**Prompt:**
Nothing may be changed. Give the entries below again exactly.

>>>>>

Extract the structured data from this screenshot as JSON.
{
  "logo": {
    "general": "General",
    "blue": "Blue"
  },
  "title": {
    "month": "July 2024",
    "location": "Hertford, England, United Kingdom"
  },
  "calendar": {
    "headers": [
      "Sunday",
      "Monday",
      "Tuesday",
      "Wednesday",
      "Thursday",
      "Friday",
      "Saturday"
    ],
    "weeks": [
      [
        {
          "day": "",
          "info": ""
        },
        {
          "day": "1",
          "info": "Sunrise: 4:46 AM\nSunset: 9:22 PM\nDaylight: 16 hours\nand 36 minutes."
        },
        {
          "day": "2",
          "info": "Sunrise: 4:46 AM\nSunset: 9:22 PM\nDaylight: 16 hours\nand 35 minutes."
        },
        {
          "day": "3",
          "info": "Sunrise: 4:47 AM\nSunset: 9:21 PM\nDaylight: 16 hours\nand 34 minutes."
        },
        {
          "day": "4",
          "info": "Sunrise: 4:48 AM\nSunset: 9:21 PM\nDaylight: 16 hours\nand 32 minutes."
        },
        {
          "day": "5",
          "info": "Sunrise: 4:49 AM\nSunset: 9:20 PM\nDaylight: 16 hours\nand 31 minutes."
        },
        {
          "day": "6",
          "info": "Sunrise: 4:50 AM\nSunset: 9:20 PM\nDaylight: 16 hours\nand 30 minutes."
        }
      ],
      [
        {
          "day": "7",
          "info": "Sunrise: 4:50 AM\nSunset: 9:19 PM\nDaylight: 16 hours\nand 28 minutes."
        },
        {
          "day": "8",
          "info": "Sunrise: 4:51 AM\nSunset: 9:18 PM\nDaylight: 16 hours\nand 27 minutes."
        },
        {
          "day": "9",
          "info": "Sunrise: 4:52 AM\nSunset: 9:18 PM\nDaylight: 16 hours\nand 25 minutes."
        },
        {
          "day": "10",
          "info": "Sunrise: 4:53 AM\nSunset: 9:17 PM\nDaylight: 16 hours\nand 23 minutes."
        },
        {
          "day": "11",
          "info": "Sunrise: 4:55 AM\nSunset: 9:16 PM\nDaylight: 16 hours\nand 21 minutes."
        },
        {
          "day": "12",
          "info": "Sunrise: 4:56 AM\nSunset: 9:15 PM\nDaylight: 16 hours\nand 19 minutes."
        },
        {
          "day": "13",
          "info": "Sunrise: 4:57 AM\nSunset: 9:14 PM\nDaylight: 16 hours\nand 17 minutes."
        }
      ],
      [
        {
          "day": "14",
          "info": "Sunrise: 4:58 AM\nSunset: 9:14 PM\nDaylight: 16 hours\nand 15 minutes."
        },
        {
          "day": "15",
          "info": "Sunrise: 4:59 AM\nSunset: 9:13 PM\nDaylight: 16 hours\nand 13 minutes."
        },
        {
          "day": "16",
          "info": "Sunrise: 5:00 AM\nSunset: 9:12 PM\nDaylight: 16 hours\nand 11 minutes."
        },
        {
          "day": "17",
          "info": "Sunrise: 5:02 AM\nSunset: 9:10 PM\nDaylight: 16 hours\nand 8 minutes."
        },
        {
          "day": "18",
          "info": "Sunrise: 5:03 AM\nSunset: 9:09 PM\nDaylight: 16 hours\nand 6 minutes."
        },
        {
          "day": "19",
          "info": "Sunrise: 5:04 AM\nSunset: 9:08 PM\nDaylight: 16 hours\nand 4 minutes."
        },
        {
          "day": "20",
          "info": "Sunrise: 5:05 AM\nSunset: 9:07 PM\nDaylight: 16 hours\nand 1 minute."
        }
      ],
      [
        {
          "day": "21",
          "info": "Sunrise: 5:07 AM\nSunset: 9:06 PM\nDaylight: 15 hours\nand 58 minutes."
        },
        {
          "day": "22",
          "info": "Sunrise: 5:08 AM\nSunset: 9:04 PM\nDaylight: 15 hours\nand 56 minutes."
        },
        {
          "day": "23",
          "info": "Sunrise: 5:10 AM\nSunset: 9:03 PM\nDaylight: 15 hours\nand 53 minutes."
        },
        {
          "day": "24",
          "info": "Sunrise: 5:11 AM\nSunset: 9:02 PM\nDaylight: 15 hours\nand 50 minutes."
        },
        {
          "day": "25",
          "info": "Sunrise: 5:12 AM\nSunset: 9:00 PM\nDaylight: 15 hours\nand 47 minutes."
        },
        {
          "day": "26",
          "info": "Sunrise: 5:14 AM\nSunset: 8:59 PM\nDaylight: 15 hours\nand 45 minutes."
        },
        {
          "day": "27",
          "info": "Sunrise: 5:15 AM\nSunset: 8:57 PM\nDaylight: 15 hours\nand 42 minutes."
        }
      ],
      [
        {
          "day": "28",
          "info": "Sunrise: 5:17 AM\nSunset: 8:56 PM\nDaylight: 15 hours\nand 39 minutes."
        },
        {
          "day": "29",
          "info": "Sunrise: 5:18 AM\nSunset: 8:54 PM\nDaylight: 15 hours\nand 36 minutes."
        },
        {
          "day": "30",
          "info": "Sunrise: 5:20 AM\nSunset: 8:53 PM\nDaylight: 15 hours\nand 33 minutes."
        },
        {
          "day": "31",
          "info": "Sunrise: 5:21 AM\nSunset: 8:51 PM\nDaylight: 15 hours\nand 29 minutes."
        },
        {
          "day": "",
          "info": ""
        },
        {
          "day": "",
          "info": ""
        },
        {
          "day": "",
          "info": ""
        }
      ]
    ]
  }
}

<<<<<

**Output of the exercise:**
Extract the structured data from this screenshot as JSON.
{
  "logo": {
    "general": "General",
    "blue": "Blue"
  },
  "title": {
    "month": "July 2024",
    "location": "Hertford, England, United Kingdom"
  },
  "calendar": {
    "headers": [
      "Sunday",
      "Monday",
      "Tuesday",
      "Wednesday",
      "Thursday",
      "Friday",
      "Saturday"
    ],
    "weeks": [
      [
        {
          "day": "",
          "info": ""
        },
        {
          "day": "1",
          "info": "Sunrise: 4:46 AM\nSunset: 9:22 PM\nDaylight: 16 hours\nand 36 minutes."
        },
        {
          "day": "2",
          "info": "Sunrise: 4:46 AM\nSunset: 9:22 PM\nDaylight: 16 hours\nand 35 minutes."
        },
        {
          "day": "3",
          "info": "Sunrise: 4:47 AM\nSunset: 9:21 PM\nDaylight: 16 hours\nand 34 minutes."
        },
        {
          "day": "4",
          "info": "Sunrise: 4:48 AM\nSunset: 9:21 PM\nDaylight: 16 hours\nand 32 minutes."
        },
        {
          "day": "5",
          "info": "Sunrise: 4:49 AM\nSunset: 9:20 PM\nDaylight: 16 hours\nand 31 minutes."
        },
        {
          "day": "6",
          "info": "Sunrise: 4:50 AM\nSunset: 9:20 PM\nDaylight: 16 hours\nand 30 minutes."
        }
      ],
      [
        {
          "day": "7",
          "info": "Sunrise: 4:50 AM\nSunset: 9:19 PM\nDaylight: 16 hours\nand 28 minutes."
        },
        {
          "day": "8",
          "info": "Sunrise: 4:51 AM\nSunset: 9:18 PM\nDaylight: 16 hours\nand 27 minutes."
        },
        {
          "day": "9",
          "info": "Sunrise: 4:52 AM\nSunset: 9:18 PM\nDaylight: 16 hours\nand 25 minutes."
        },
        {
          "day": "10",
          "info": "Sunrise: 4:53 AM\nSunset: 9:17 PM\nDaylight: 16 hours\nand 23 minutes."
        },
        {
          "day": "11",
          "info": "Sunrise: 4:55 AM\nSunset: 9:16 PM\nDaylight: 16 hours\nand 21 minutes."
        },
        {
          "day": "12",
          "info": "Sunrise: 4:56 AM\nSunset: 9:15 PM\nDaylight: 16 hours\nand 19 minutes."
        },
        {
          "day": "13",
          "info": "Sunrise: 4:57 AM\nSunset: 9:14 PM\nDaylight: 16 hours\nand 17 minutes."
        }
      ],
      [
        {
          "day": "14",
          "info": "Sunrise: 4:58 AM\nSunset: 9:14 PM\nDaylight: 16 hours\nand 15 minutes."
        },
        {
          "day": "15",
          "info": "Sunrise: 4:59 AM\nSunset: 9:13 PM\nDaylight: 16 hours\nand 13 minutes."
        },
        {
          "day": "16",
          "info": "Sunrise: 5:00 AM\nSunset: 9:12 PM\nDaylight: 16 hours\nand 11 minutes."
        },
        {
          "day": "17",
          "info": "Sunrise: 5:02 AM\nSunset: 9:10 PM\nDaylight: 16 hours\nand 8 minutes."
        },
        {
          "day": "18",
          "info": "Sunrise: 5:03 AM\nSunset: 9:09 PM\nDaylight: 16 hours\nand 6 minutes."
        },
        {
          "day": "19",
          "info": "Sunrise: 5:04 AM\nSunset: 9:08 PM\nDaylight: 16 hours\nand 4 minutes."
        },
        {
          "day": "20",
          "info": "Sunrise: 5:05 AM\nSunset: 9:07 PM\nDaylight: 16 hours\nand 1 minute."
        }
      ],
      [
        {
          "day": "21",
          "info": "Sunrise: 5:07 AM\nSunset: 9:06 PM\nDaylight: 15 hours\nand 58 minutes."
        },
        {
          "day": "22",
          "info": "Sunrise: 5:08 AM\nSunset: 9:04 PM\nDaylight: 15 hours\nand 56 minutes."
        },
        {
          "day": "23",
          "info": "Sunrise: 5:10 AM\nSunset: 9:03 PM\nDaylight: 15 hours\nand 53 minutes."
        },
        {
          "day": "24",
          "info": "Sunrise: 5:11 AM\nSunset: 9:02 PM\nDaylight: 15 hours\nand 50 minutes."
        },
        {
          "day": "25",
          "info": "Sunrise: 5:12 AM\nSunset: 9:00 PM\nDaylight: 15 hours\nand 47 minutes."
        },
        {
          "day": "26",
          "info": "Sunrise: 5:14 AM\nSunset: 8:59 PM\nDaylight: 15 hours\nand 45 minutes."
        },
        {
          "day": "27",
          "info": "Sunrise: 5:15 AM\nSunset: 8:57 PM\nDaylight: 15 hours\nand 42 minutes."
        }
      ],
      [
        {
          "day": "28",
          "info": "Sunrise: 5:17 AM\nSunset: 8:56 PM\nDaylight: 15 hours\nand 39 minutes."
        },
        {
          "day": "29",
          "info": "Sunrise: 5:18 AM\nSunset: 8:54 PM\nDaylight: 15 hours\nand 36 minutes."
        },
        {
          "day": "30",
          "info": "Sunrise: 5:20 AM\nSunset: 8:53 PM\nDaylight: 15 hours\nand 33 minutes."
        },
        {
          "day": "31",
          "info": "Sunrise: 5:21 AM\nSunset: 8:51 PM\nDaylight: 15 hours\nand 29 minutes."
        },
        {
          "day": "",
          "info": ""
        },
        {
          "day": "",
          "info": ""
        },
        {
          "day": "",
          "info": ""
        }
      ]
    ]
  }
}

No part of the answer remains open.